→ Task directions
Please retype all of the entries that follow, leaving the images out.

[Collected data entries]

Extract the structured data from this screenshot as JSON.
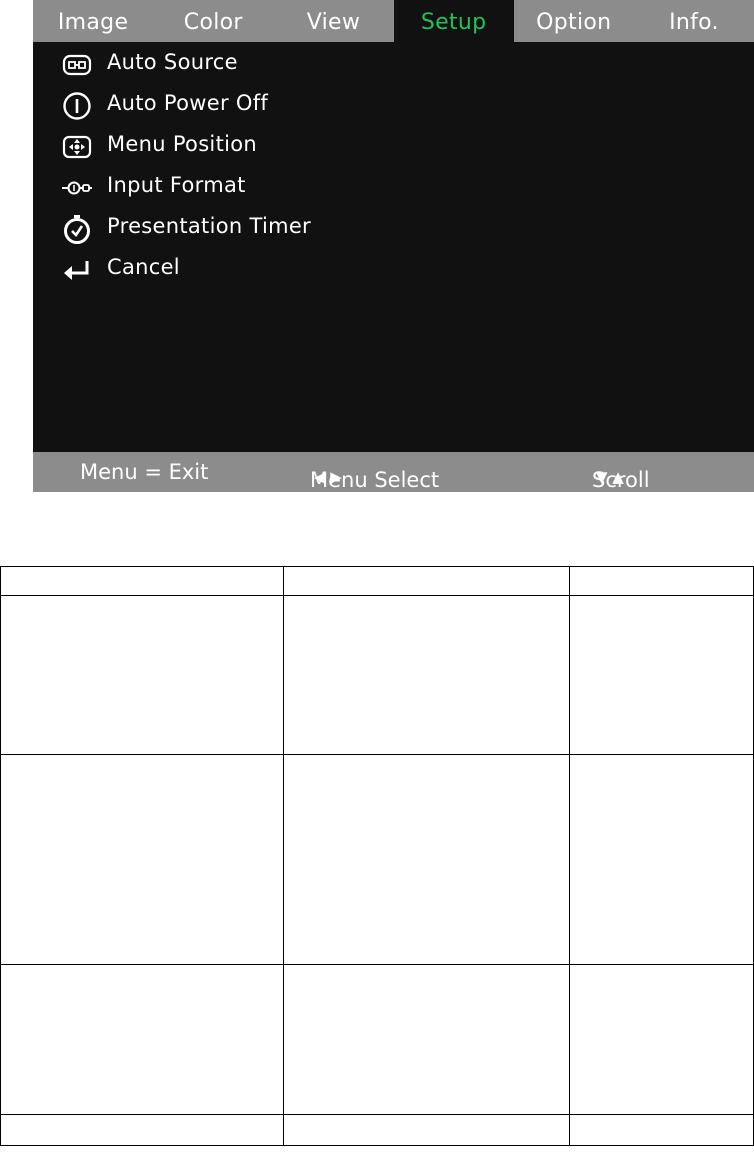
{
  "osd": {
    "tabs": [
      {
        "label": "Image",
        "active": false
      },
      {
        "label": "Color",
        "active": false
      },
      {
        "label": "View",
        "active": false
      },
      {
        "label": "Setup",
        "active": true
      },
      {
        "label": "Option",
        "active": false
      },
      {
        "label": "Info.",
        "active": false
      }
    ],
    "menu_items": [
      {
        "label": "Auto Source",
        "icon": "auto-source-icon"
      },
      {
        "label": "Auto Power Off",
        "icon": "power-icon"
      },
      {
        "label": "Menu Position",
        "icon": "menu-position-icon"
      },
      {
        "label": "Input Format",
        "icon": "input-format-icon"
      },
      {
        "label": "Presentation Timer",
        "icon": "timer-icon"
      },
      {
        "label": "Cancel",
        "icon": "return-arrow-icon"
      }
    ],
    "footer": {
      "exit": "Menu = Exit",
      "select": "Menu Select",
      "select_glyphs": "◀ ▶",
      "scroll": "Scroll",
      "scroll_glyphs": "▼ ▲"
    },
    "colors": {
      "background": "#111111",
      "bar": "#8c8c8c",
      "active_tab_text": "#1fc25a",
      "text": "#ffffff"
    }
  },
  "table": {
    "rows": [
      [
        "",
        "",
        ""
      ],
      [
        "",
        "",
        ""
      ],
      [
        "",
        "",
        ""
      ],
      [
        "",
        "",
        ""
      ],
      [
        "",
        "",
        ""
      ]
    ]
  }
}
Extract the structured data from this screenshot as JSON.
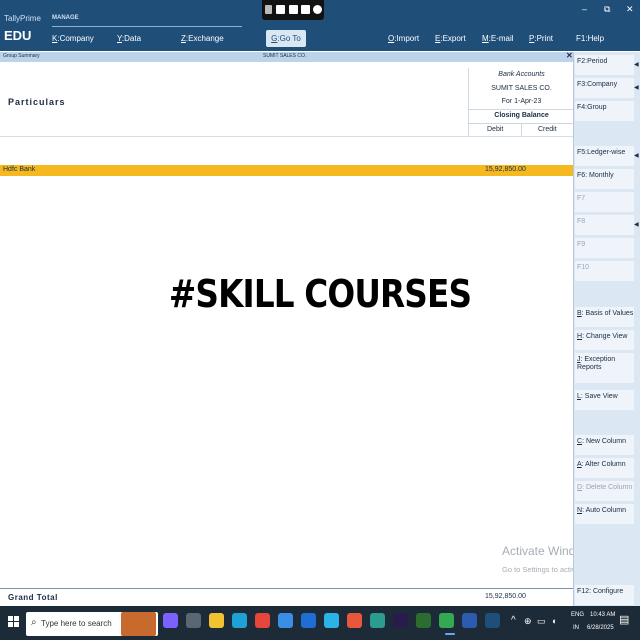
{
  "app": {
    "brand": "TallyPrime",
    "edition": "EDU",
    "manage_label": "MANAGE"
  },
  "menu": [
    {
      "key": "K",
      "label": ":Company"
    },
    {
      "key": "Y",
      "label": ":Data"
    },
    {
      "key": "Z",
      "label": ":Exchange"
    },
    {
      "key": "G",
      "label": ":Go To"
    },
    {
      "key": "O",
      "label": ":Import"
    },
    {
      "key": "E",
      "label": ":Export"
    },
    {
      "key": "M",
      "label": ":E-mail"
    },
    {
      "key": "P",
      "label": ":Print"
    },
    {
      "key": "F1",
      "label": ":Help"
    }
  ],
  "window_controls": {
    "minimize": "–",
    "restore": "⧉",
    "close": "✕"
  },
  "report": {
    "name": "Group Summary",
    "company": "SUMIT SALES CO.",
    "close_glyph": "✕",
    "particulars_header": "Particulars",
    "column": {
      "title": "Bank Accounts",
      "company": "SUMIT SALES CO.",
      "date": "For 1-Apr-23",
      "balance_header": "Closing Balance",
      "debit": "Debit",
      "credit": "Credit"
    },
    "rows": [
      {
        "name": "Hdfc Bank",
        "debit": "15,92,850.00",
        "credit": ""
      }
    ],
    "grand_total": {
      "label": "Grand Total",
      "debit": "15,92,850.00"
    }
  },
  "overlay": {
    "text": "#SKILL COURSES",
    "activate_title": "Activate Windows",
    "activate_sub": "Go to Settings to activate Windows."
  },
  "side_buttons": [
    {
      "key": "F2",
      "label": ":Period",
      "enabled": true,
      "arrow": true
    },
    {
      "key": "F3",
      "label": ":Company",
      "enabled": true,
      "arrow": true
    },
    {
      "key": "F4",
      "label": ":Group",
      "enabled": true,
      "arrow": false
    },
    {
      "key": "F5",
      "label": ":Ledger-wise",
      "enabled": true,
      "arrow": true
    },
    {
      "key": "F6",
      "label": ": Monthly",
      "enabled": true,
      "arrow": false
    },
    {
      "key": "F7",
      "label": "",
      "enabled": false,
      "arrow": false
    },
    {
      "key": "F8",
      "label": "",
      "enabled": false,
      "arrow": true
    },
    {
      "key": "F9",
      "label": "",
      "enabled": false,
      "arrow": false
    },
    {
      "key": "F10",
      "label": "",
      "enabled": false,
      "arrow": false
    },
    {
      "key": "B",
      "label": ": Basis of Values",
      "enabled": true,
      "arrow": false
    },
    {
      "key": "H",
      "label": ": Change View",
      "enabled": true,
      "arrow": false
    },
    {
      "key": "J",
      "label": ": Exception Reports",
      "enabled": true,
      "arrow": false
    },
    {
      "key": "L",
      "label": ": Save View",
      "enabled": true,
      "arrow": false
    },
    {
      "key": "C",
      "label": ": New Column",
      "enabled": true,
      "arrow": false
    },
    {
      "key": "A",
      "label": ": Alter Column",
      "enabled": true,
      "arrow": false
    },
    {
      "key": "D",
      "label": ": Delete Column",
      "enabled": false,
      "arrow": false
    },
    {
      "key": "N",
      "label": ": Auto Column",
      "enabled": true,
      "arrow": false
    },
    {
      "key": "F12",
      "label": ": Configure",
      "enabled": true,
      "arrow": false
    }
  ],
  "taskbar": {
    "search_placeholder": "Type here to search",
    "lang_line1": "ENG",
    "lang_line2": "IN",
    "time": "10:43 AM",
    "date": "6/28/2025",
    "apps": [
      {
        "name": "copilot-icon",
        "color": "#7b61ff"
      },
      {
        "name": "task-view-icon",
        "color": "#5b6673"
      },
      {
        "name": "file-explorer-icon",
        "color": "#f2c230"
      },
      {
        "name": "edge-icon",
        "color": "#1da1d6"
      },
      {
        "name": "chrome-icon",
        "color": "#e8453c"
      },
      {
        "name": "store-icon",
        "color": "#3a8ee6"
      },
      {
        "name": "outlook-icon",
        "color": "#1e6ed6"
      },
      {
        "name": "photos-icon",
        "color": "#2bb3e8"
      },
      {
        "name": "office-icon",
        "color": "#e8573b"
      },
      {
        "name": "media-player-icon",
        "color": "#2a9d8f"
      },
      {
        "name": "premiere-icon",
        "color": "#2a1b4d"
      },
      {
        "name": "xbox-icon",
        "color": "#2b6d2e"
      },
      {
        "name": "chrome-2-icon",
        "color": "#34a853"
      },
      {
        "name": "word-icon",
        "color": "#2b5cad"
      },
      {
        "name": "tally-icon",
        "color": "#1f4e79"
      }
    ]
  },
  "colors": {
    "header_bg": "#1f4e79",
    "highlight_row": "#f5b81f",
    "side_panel": "#dbe8f4",
    "taskbar_bg": "#1d2a37"
  }
}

→ Task solution
Extract the structured data from this screenshot as JSON.
{
  "osd": {
    "tabs": [
      {
        "label": "Image",
        "active": false
      },
      {
        "label": "Color",
        "active": false
      },
      {
        "label": "View",
        "active": false
      },
      {
        "label": "Setup",
        "active": true
      },
      {
        "label": "Option",
        "active": false
      },
      {
        "label": "Info.",
        "active": false
      }
    ],
    "menu_items": [
      {
        "label": "Auto Source",
        "icon": "auto-source-icon"
      },
      {
        "label": "Auto Power Off",
        "icon": "power-icon"
      },
      {
        "label": "Menu Position",
        "icon": "menu-position-icon"
      },
      {
        "label": "Input Format",
        "icon": "input-format-icon"
      },
      {
        "label": "Presentation Timer",
        "icon": "timer-icon"
      },
      {
        "label": "Cancel",
        "icon": "return-arrow-icon"
      }
    ],
    "footer": {
      "exit": "Menu = Exit",
      "select": "Menu Select",
      "select_glyphs": "◀ ▶",
      "scroll": "Scroll",
      "scroll_glyphs": "▼ ▲"
    },
    "colors": {
      "background": "#111111",
      "bar": "#8c8c8c",
      "active_tab_text": "#1fc25a",
      "text": "#ffffff"
    }
  },
  "table": {
    "rows": [
      [
        "",
        "",
        ""
      ],
      [
        "",
        "",
        ""
      ],
      [
        "",
        "",
        ""
      ],
      [
        "",
        "",
        ""
      ],
      [
        "",
        "",
        ""
      ]
    ]
  }
}
Extract the structured data from this screenshot as JSON.
{
  "app": {
    "brand": "TallyPrime",
    "edition": "EDU",
    "manage_label": "MANAGE"
  },
  "menu": [
    {
      "key": "K",
      "label": ":Company"
    },
    {
      "key": "Y",
      "label": ":Data"
    },
    {
      "key": "Z",
      "label": ":Exchange"
    },
    {
      "key": "G",
      "label": ":Go To"
    },
    {
      "key": "O",
      "label": ":Import"
    },
    {
      "key": "E",
      "label": ":Export"
    },
    {
      "key": "M",
      "label": ":E-mail"
    },
    {
      "key": "P",
      "label": ":Print"
    },
    {
      "key": "F1",
      "label": ":Help"
    }
  ],
  "window_controls": {
    "minimize": "–",
    "restore": "⧉",
    "close": "✕"
  },
  "report": {
    "name": "Group Summary",
    "company": "SUMIT SALES CO.",
    "close_glyph": "✕",
    "particulars_header": "Particulars",
    "column": {
      "title": "Bank Accounts",
      "company": "SUMIT SALES CO.",
      "date": "For 1-Apr-23",
      "balance_header": "Closing Balance",
      "debit": "Debit",
      "credit": "Credit"
    },
    "rows": [
      {
        "name": "Hdfc Bank",
        "debit": "15,92,850.00",
        "credit": ""
      }
    ],
    "grand_total": {
      "label": "Grand Total",
      "debit": "15,92,850.00"
    }
  },
  "overlay": {
    "text": "#SKILL COURSES",
    "activate_title": "Activate Windows",
    "activate_sub": "Go to Settings to activate Windows."
  },
  "side_buttons": [
    {
      "key": "F2",
      "label": ":Period",
      "enabled": true,
      "arrow": true
    },
    {
      "key": "F3",
      "label": ":Company",
      "enabled": true,
      "arrow": true
    },
    {
      "key": "F4",
      "label": ":Group",
      "enabled": true,
      "arrow": false
    },
    {
      "key": "F5",
      "label": ":Ledger-wise",
      "enabled": true,
      "arrow": true
    },
    {
      "key": "F6",
      "label": ": Monthly",
      "enabled": true,
      "arrow": false
    },
    {
      "key": "F7",
      "label": "",
      "enabled": false,
      "arrow": false
    },
    {
      "key": "F8",
      "label": "",
      "enabled": false,
      "arrow": true
    },
    {
      "key": "F9",
      "label": "",
      "enabled": false,
      "arrow": false
    },
    {
      "key": "F10",
      "label": "",
      "enabled": false,
      "arrow": false
    },
    {
      "key": "B",
      "label": ": Basis of Values",
      "enabled": true,
      "arrow": false
    },
    {
      "key": "H",
      "label": ": Change View",
      "enabled": true,
      "arrow": false
    },
    {
      "key": "J",
      "label": ": Exception Reports",
      "enabled": true,
      "arrow": false
    },
    {
      "key": "L",
      "label": ": Save View",
      "enabled": true,
      "arrow": false
    },
    {
      "key": "C",
      "label": ": New Column",
      "enabled": true,
      "arrow": false
    },
    {
      "key": "A",
      "label": ": Alter Column",
      "enabled": true,
      "arrow": false
    },
    {
      "key": "D",
      "label": ": Delete Column",
      "enabled": false,
      "arrow": false
    },
    {
      "key": "N",
      "label": ": Auto Column",
      "enabled": true,
      "arrow": false
    },
    {
      "key": "F12",
      "label": ": Configure",
      "enabled": true,
      "arrow": false
    }
  ],
  "taskbar": {
    "search_placeholder": "Type here to search",
    "lang_line1": "ENG",
    "lang_line2": "IN",
    "time": "10:43 AM",
    "date": "6/28/2025",
    "apps": [
      {
        "name": "copilot-icon",
        "color": "#7b61ff"
      },
      {
        "name": "task-view-icon",
        "color": "#5b6673"
      },
      {
        "name": "file-explorer-icon",
        "color": "#f2c230"
      },
      {
        "name": "edge-icon",
        "color": "#1da1d6"
      },
      {
        "name": "chrome-icon",
        "color": "#e8453c"
      },
      {
        "name": "store-icon",
        "color": "#3a8ee6"
      },
      {
        "name": "outlook-icon",
        "color": "#1e6ed6"
      },
      {
        "name": "photos-icon",
        "color": "#2bb3e8"
      },
      {
        "name": "office-icon",
        "color": "#e8573b"
      },
      {
        "name": "media-player-icon",
        "color": "#2a9d8f"
      },
      {
        "name": "premiere-icon",
        "color": "#2a1b4d"
      },
      {
        "name": "xbox-icon",
        "color": "#2b6d2e"
      },
      {
        "name": "chrome-2-icon",
        "color": "#34a853"
      },
      {
        "name": "word-icon",
        "color": "#2b5cad"
      },
      {
        "name": "tally-icon",
        "color": "#1f4e79"
      }
    ]
  },
  "colors": {
    "header_bg": "#1f4e79",
    "highlight_row": "#f5b81f",
    "side_panel": "#dbe8f4",
    "taskbar_bg": "#1d2a37"
  }
}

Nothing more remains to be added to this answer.